Sunday, June 18, 2006

Oh, Dem Golden Slippers

I think my all-time favourite scene in a John Ford film -- sometimes, depending on my mood, my favourite scene in any film -- is the non-commissioned officers' dance sequence in Fort Apache. Consisting of two separate dances -- the Grand March followed by couples dancing to "Oh, Dem Golden Slippers" -- it occurs just before the film moves into its climactic section. After this scene, the whole movie is about the Henry Fonda character, an arrogant creep so determined to test out his pet theories about war that he ignores the advice of characters who actually know the Apaches and the territory, and gets his men slaughtered. But the dance isn't a lighthearted diversion before the serious stuff: it's an essential part of the movie, highlighting the values of community and ritual that hold the Cavalry outpost together, and highlighting the way Colonel Thursday (Fonda) can't quite adjust to the idea of being part of a community.
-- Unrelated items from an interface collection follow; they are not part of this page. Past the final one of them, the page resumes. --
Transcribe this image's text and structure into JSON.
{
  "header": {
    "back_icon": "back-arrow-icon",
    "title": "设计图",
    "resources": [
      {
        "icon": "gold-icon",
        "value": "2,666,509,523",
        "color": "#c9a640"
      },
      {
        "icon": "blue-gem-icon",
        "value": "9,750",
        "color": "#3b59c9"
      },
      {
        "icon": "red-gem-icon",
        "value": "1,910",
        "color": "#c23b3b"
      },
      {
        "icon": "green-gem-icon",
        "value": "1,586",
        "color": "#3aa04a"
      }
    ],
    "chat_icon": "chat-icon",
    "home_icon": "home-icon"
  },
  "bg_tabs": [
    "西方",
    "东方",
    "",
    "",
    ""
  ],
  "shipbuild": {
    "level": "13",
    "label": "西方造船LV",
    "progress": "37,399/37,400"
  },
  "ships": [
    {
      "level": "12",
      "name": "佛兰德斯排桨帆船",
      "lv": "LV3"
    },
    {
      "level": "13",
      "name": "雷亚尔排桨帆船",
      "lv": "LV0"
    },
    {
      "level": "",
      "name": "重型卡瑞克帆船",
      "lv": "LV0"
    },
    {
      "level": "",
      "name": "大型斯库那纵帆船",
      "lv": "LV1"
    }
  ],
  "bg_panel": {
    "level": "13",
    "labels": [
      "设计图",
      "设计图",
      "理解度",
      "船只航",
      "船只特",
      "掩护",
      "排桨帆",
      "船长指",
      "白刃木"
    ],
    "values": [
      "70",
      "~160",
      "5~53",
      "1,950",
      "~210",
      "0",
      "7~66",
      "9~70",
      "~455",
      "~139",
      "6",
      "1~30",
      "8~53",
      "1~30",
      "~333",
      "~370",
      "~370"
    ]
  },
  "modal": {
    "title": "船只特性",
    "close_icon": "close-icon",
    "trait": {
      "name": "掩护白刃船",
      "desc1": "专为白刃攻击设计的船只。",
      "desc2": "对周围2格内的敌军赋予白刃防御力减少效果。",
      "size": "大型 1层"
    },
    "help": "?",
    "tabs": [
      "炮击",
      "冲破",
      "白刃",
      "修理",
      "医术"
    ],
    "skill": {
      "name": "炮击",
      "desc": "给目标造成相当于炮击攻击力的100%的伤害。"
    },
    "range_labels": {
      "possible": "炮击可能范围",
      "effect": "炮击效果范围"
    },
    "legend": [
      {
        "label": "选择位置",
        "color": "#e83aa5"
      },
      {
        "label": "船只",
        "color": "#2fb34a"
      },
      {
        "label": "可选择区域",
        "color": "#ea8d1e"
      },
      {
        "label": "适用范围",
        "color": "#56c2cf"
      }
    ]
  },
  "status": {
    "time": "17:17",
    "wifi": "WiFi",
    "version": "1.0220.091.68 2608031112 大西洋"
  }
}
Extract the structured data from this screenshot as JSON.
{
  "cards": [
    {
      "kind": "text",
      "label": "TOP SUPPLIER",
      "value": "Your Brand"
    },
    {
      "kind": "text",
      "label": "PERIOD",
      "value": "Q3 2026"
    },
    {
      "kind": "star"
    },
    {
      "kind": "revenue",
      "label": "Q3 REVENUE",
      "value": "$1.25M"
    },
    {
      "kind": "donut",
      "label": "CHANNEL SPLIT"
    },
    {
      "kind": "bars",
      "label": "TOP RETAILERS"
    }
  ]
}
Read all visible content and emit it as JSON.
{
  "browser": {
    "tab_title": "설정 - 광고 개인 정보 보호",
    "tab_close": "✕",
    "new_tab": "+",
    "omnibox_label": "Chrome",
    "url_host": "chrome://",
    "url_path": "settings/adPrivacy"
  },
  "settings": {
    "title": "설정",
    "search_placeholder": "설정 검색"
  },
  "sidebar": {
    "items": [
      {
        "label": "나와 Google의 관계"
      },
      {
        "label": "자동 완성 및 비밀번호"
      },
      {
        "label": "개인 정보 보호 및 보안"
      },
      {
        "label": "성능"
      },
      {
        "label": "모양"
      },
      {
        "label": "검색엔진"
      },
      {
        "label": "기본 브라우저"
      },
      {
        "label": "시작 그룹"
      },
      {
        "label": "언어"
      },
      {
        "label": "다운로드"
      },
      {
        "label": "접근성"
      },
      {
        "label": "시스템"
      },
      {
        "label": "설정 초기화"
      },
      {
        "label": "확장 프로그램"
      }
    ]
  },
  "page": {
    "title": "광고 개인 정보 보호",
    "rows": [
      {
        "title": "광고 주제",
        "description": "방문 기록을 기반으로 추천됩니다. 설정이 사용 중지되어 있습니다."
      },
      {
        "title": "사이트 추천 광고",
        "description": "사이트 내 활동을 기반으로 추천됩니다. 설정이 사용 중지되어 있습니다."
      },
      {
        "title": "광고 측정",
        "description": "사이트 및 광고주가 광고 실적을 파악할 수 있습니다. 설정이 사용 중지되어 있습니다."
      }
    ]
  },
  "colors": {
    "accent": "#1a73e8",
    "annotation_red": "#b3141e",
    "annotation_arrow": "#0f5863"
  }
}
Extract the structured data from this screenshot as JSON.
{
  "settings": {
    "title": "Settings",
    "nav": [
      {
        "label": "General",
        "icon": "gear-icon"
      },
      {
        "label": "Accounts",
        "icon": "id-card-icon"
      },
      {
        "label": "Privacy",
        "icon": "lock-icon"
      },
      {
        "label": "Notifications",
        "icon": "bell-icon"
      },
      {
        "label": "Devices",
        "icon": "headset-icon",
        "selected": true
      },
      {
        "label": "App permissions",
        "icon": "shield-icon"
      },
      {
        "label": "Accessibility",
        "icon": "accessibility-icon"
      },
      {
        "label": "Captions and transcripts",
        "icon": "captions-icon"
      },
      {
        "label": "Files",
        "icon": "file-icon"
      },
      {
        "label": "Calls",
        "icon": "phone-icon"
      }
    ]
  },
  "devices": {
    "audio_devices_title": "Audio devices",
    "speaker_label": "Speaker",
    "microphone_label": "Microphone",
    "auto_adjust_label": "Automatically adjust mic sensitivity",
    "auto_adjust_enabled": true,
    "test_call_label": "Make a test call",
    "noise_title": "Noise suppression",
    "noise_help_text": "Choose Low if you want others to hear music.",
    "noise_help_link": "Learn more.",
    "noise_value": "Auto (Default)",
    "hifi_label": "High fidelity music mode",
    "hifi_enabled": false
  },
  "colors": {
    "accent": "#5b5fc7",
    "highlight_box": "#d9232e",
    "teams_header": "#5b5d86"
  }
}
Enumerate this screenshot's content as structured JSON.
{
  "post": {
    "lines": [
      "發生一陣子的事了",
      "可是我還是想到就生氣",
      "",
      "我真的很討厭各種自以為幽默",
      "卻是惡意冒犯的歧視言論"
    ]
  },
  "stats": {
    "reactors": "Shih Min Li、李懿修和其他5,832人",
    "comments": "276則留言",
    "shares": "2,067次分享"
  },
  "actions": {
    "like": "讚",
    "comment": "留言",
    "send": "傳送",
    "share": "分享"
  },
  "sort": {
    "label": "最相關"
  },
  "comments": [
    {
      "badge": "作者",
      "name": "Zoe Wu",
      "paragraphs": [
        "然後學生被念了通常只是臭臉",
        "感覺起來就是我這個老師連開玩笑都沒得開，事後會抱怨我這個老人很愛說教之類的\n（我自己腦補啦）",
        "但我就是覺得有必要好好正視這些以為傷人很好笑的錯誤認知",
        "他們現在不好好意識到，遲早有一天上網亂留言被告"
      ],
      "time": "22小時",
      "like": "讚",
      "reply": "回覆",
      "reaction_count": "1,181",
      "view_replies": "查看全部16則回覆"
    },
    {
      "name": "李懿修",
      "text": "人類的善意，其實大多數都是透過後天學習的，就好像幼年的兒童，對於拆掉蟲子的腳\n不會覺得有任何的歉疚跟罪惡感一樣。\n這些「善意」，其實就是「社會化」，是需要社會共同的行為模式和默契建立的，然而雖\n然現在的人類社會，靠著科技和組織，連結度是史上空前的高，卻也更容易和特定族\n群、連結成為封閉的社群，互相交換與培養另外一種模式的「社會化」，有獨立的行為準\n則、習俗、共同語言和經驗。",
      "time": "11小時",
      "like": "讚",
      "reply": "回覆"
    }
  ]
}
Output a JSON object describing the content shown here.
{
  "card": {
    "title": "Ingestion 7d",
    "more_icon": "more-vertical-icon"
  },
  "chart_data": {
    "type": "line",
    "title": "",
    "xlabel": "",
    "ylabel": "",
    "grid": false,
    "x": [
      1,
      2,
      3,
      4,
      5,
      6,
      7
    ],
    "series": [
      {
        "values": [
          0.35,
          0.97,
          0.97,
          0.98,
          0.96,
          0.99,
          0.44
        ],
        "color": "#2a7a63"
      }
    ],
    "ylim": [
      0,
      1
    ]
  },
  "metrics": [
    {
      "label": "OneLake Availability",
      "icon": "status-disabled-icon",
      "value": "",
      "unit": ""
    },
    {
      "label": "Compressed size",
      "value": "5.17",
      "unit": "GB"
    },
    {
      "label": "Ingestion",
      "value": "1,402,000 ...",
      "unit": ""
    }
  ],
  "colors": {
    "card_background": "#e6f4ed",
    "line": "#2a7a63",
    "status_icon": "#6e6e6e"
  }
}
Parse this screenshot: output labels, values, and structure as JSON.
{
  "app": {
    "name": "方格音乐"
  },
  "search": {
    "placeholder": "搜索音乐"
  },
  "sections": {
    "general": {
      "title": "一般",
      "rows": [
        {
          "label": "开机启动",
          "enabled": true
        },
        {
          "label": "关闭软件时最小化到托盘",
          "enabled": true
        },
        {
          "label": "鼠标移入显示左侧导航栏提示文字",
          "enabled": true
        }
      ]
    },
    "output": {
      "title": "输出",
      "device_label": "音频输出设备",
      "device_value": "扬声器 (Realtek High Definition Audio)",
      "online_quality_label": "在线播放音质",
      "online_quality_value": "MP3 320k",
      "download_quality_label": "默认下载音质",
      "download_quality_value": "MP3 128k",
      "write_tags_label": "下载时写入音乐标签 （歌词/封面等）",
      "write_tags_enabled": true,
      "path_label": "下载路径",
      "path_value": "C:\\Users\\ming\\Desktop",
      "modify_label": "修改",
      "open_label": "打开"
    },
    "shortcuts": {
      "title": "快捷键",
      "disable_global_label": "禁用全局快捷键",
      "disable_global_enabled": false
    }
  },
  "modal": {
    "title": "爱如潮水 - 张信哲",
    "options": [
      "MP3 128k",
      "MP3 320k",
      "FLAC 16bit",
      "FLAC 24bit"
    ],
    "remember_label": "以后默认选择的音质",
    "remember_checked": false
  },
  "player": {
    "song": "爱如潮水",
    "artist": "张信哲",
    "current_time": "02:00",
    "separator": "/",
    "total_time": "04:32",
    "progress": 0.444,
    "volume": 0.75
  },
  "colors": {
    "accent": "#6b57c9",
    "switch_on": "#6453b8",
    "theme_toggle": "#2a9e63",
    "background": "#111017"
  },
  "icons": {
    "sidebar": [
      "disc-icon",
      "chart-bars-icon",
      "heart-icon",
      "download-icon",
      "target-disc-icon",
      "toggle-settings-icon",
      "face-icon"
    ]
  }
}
Thursday goes along with the ritual nature of the dance, of course; he's a by-the-book commander and he would never fail to do what's expected of him. But he doesn't crack a smile through the whole thing, unlike Sergeant O'Rourke (Ward Bond), who, though his family has been wronged by Colonel Thursday, smiles while dancing with the Colonel's daughter (Shirley Temple). When he has to dance a lively dance, he does proficient but stiff-jointed steps, never looking like he's having any fun, giving a militaristic air even to a one-on-one dance.

The way it's shot is quintessential Ford too: long shots where you can see lots of people at once; few medium shots and no close-ups; a lot of low-angle shots with the floors and ceilings visible; little character moments in the background and foreground like the guy pointing to Thursday as he dances, or Victor McLaglen's attempt to dance gracefully. Watch it (and then buy the DVD and watch the whole thing):

One thing I once saw pointed out about Fort Apache (can't remember where) is that it not only has two big stars at their peak, Fonda and John Wayne, it also has an unusual number of former stars in it, or stars who weren't known as stars to the film's audience. McLaglen had played leads in the '30s, including several in Ford movies; Shirley Temple had of course been a huge star in the '30s; George O'Brien (Sam Collingwood) was a star in silent films, including Ford's breakthrough Western The Iron Horse; Dick Foran was a star of B-movies; Pedro Armendáriz was a star in Mexican films, as was Miguel Inclán, who played Cochise. It's interesting that in making a movie about the disaster that results when one man tries to lord it over everyone else, Ford assembled a cast of people with legitimate claims to be stars in their own right.


Michael Jones said...

I don't know much about John Ford, but I do know that "Oh dem Golden Slippers" was borrowed by "Golden Grahams" to promote their cereal. "Oh...those Golden Grahams. Oh...those Golden Grahams. Golden honey, just a touch, with grahams golden wheat.
...It's gonna be a Golden Grahams daaay!"
By the by, I'm a recent recruit to your blog and now read it daily. It'll take awhile to get through the archives. Maybe if I ate some cereal for energy.

Mark Mayerson said...

If you're going to mention former stars, you've got to include Mae Marsh, a star for D.W. Griffith, and Ford's brother Francis, who was a star in the 1910's.

John Ford claimed to have been a Klansman in The Birth of a Nation, which connects him to Marsh, and he got his start working for his brother Francis at Universal.

Brent McKee said...

If Shirley Temple had had more roles like this and fewer roles like That Hagen Girl she might have had a longer adult career. I really liked her in this.

McLaglen looks like a man who only knows how to do one dance and does it no matter what music is playing.

Jenny Lerew said...

Great film--excellent post.

Anonymous said...

I always liked the way Temple can't resist looking down the line at the men in her life, and can't help but wonder if that was her choice, or Ford's direction.

Anonymous said...

My personal favorite Ford scene is another dance - the one in "My Darling Clementine." Perfection.


D said...

I would bet a lot that it was Ford's choice to have Temple glance at the various men throughout the dance.

Ford regular Jack Pennick who you see in the dance line was the second unit director on this and had one of his bigger roles.

Anonymous said...

Hey Bro,

Among the former stars you left out was Irene Rich (Mrs. O'Rourke)who starred in her own films in the teens and twenties. The look she gives Henry Fonda (Col. Thursday), as she wordlessly invites him to dance, is a measure of the rich-ness of silent acting as practiced by the great ones.

And by the way, Victor M. was not only a big star, he won the Best Actor Oscar in 1935 for another Ford film, of which title I am sure you have no need to be informer, I mean, informed.

Dennis Doherty